ABOUT THIS EXERCISE -
Your answer must be every line of the data below that holds the string "JSON", copied exactly.

INFORMATION GIVEN -
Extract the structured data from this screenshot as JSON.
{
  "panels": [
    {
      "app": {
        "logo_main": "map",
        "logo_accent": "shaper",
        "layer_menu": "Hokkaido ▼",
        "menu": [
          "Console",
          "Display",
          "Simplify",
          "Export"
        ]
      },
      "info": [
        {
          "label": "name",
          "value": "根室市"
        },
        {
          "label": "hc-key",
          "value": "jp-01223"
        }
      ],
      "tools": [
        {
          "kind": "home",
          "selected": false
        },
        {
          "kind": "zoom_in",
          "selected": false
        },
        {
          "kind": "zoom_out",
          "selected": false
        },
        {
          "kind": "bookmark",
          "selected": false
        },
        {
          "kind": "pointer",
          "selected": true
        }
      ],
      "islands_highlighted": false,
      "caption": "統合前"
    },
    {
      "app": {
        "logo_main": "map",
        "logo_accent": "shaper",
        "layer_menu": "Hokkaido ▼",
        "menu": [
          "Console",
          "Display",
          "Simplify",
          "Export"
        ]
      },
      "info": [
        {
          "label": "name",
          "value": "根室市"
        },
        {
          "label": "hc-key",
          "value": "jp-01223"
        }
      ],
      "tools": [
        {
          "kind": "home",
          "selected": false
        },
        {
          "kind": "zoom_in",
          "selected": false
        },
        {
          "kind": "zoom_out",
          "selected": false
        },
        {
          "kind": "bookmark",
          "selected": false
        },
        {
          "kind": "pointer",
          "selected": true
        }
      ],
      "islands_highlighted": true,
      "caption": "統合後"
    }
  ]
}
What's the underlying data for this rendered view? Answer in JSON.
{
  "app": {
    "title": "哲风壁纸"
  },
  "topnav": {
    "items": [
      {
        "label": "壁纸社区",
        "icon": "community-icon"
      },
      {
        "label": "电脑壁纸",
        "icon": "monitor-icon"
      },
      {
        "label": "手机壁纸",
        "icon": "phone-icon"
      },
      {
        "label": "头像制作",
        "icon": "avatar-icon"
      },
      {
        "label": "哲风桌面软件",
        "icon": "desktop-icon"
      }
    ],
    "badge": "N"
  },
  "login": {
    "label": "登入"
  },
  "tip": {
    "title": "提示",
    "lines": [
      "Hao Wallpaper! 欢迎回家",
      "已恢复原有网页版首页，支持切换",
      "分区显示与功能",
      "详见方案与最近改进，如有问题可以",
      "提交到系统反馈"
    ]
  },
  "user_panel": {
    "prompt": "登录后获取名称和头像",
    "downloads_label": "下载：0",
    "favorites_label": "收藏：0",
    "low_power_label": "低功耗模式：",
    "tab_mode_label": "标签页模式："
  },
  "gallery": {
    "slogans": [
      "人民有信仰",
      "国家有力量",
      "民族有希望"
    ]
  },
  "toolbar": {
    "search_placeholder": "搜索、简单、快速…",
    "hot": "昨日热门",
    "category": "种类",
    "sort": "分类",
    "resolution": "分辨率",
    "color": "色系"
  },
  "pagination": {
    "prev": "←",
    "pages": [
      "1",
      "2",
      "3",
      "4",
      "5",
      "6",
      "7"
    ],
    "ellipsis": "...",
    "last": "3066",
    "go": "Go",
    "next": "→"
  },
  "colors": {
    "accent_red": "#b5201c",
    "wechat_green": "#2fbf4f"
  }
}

REPLY -
Extract the structured data from this screenshot as JSON.
What's the underlying data for this rendered view? Answer in JSON.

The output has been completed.